Don’t Get in Trouble By Violating Fair Housing laws
Let’s say that you own some property and you’re looking to sell or rent that property. Discrimination may be the farthest thing from your mind, and certainly, you harbor no discriminatory thoughts. But it can be easy to find yourself in trouble with fair housing and Florida’s housing discrimination laws.
It is illegal to discriminate in leasing/renting or selling property on the basis of race, gender, religion, disability, and familial status (for example, being a single mother, or having young kids). The non-discrimination laws apply not just to the sales and rental of property, but to things like insuring, advertising, or financing property.
Some examples of discrimination are pretty obvious, and, frankly, reprehensible. People who want sexual favors in return for more favorable rental or purchase terms, or people who rent at a better price to people of a certain race are examples of obvious, and likely intentional, discrimination. Similarly, companies that lend money at a higher interest rate because someone “looks like they have bad credit,” is a tactic almost surely to be found illegal.
But most people who get in trouble with housing discrimination laws aren’t looking to harm anyone or be discriminatory. They just don’t realize how their actions, seemingly neutral, and with no ill intent, have a discriminatory effect.
For example, a housing association, seeking to enforce its rules and regulations, prohibits a disabled pardon from making modifications to property, when those modifications are needed for handicapped access. Or the owner of property touting, as a sales pitch, that the neighborhood is “very white/black/other race or nationality.”
Pregnancy is also a protected class, which means that if available, a pregnant person should not be charged a higher rate for renting property.
Or the owner of property insisting that you get an apartment with a certain number of bedrooms, because you have a certain number of children would be an example of discrimination based on family status, as would extra charges based on having a certain number of children in your family.
Note that 55 or older communities have a limited exception, so long as one resident in 80% of the rented or owned units is 55 or older.
Watch Your Staff and Advertising
Property owners should be sure that their advertising policies are fair, and that any third parties, such as property managers, showing or marketing property, are aware of discrimination laws.
There is a current trend of “testers,” which are people sent to pretend to want to purchase or rent property. These individuals often try to illicit discriminatory information from property owners or staff (for example, they may ask “how many minorities live here,” as a way to see if you will engage in discriminatory sales tactics).
If they do find that you are engaging in a discriminatory practice, they can sue you under Florida and federal fair housing laws-even though they didn’t actually ever intend to purchase or rent from you.

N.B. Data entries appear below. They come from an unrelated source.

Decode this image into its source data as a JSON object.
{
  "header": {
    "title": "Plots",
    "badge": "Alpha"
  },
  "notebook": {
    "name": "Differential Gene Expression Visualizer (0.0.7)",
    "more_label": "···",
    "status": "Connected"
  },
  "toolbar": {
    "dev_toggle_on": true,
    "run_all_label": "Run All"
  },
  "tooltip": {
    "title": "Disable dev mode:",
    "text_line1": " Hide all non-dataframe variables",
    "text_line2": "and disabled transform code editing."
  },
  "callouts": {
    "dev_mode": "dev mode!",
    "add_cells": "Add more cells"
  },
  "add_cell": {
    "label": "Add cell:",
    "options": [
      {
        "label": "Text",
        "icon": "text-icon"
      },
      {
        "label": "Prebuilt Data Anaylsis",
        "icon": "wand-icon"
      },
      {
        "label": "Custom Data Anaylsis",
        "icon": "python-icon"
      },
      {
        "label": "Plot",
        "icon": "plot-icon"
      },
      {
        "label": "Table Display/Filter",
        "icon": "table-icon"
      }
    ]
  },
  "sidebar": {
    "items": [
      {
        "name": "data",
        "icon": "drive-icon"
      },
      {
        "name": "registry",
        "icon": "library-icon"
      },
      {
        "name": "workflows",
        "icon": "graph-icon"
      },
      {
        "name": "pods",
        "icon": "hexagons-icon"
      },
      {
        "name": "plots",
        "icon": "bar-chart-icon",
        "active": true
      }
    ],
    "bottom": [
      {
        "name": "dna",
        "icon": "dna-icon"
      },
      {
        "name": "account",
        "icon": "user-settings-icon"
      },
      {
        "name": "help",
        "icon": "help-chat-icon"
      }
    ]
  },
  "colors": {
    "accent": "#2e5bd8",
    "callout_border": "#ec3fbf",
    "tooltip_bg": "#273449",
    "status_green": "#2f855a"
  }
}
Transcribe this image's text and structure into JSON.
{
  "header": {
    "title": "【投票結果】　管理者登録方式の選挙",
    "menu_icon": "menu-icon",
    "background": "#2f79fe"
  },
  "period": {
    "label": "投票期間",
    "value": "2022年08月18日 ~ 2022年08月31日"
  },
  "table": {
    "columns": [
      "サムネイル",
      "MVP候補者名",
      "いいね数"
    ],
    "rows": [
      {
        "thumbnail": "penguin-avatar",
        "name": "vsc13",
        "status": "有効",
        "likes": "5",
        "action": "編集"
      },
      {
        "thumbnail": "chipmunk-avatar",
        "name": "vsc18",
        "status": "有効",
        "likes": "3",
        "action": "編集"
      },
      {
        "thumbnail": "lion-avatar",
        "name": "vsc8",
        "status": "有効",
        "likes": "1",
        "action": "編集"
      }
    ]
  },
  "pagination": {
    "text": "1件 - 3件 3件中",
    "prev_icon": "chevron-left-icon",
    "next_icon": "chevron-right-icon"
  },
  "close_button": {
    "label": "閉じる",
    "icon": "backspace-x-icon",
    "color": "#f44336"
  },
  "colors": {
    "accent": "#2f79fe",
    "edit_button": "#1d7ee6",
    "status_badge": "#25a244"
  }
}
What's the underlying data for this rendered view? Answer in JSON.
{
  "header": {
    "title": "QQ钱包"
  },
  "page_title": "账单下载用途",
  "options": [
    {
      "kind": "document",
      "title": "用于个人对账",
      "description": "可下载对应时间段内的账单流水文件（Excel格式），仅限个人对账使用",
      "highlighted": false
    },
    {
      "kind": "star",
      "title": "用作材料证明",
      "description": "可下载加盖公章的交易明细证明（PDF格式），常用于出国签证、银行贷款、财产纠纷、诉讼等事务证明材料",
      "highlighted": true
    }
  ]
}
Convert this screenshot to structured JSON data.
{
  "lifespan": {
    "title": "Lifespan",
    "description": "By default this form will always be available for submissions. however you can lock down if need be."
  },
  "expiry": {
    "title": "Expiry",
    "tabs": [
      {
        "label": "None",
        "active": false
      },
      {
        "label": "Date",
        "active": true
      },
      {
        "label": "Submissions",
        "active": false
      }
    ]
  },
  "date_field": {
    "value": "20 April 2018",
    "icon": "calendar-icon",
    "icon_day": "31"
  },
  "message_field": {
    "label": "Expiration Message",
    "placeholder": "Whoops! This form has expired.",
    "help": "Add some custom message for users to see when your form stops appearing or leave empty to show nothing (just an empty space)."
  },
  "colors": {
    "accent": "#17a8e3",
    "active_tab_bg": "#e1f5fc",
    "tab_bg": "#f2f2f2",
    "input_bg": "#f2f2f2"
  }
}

If you own property that you rent, you’re a business. Make sure that you’re in compliance with housing and discrimination laws. Call the West Palm Beach business litigation lawyers at Pike & Lustig to help you with your business, housing and employment law legal needs.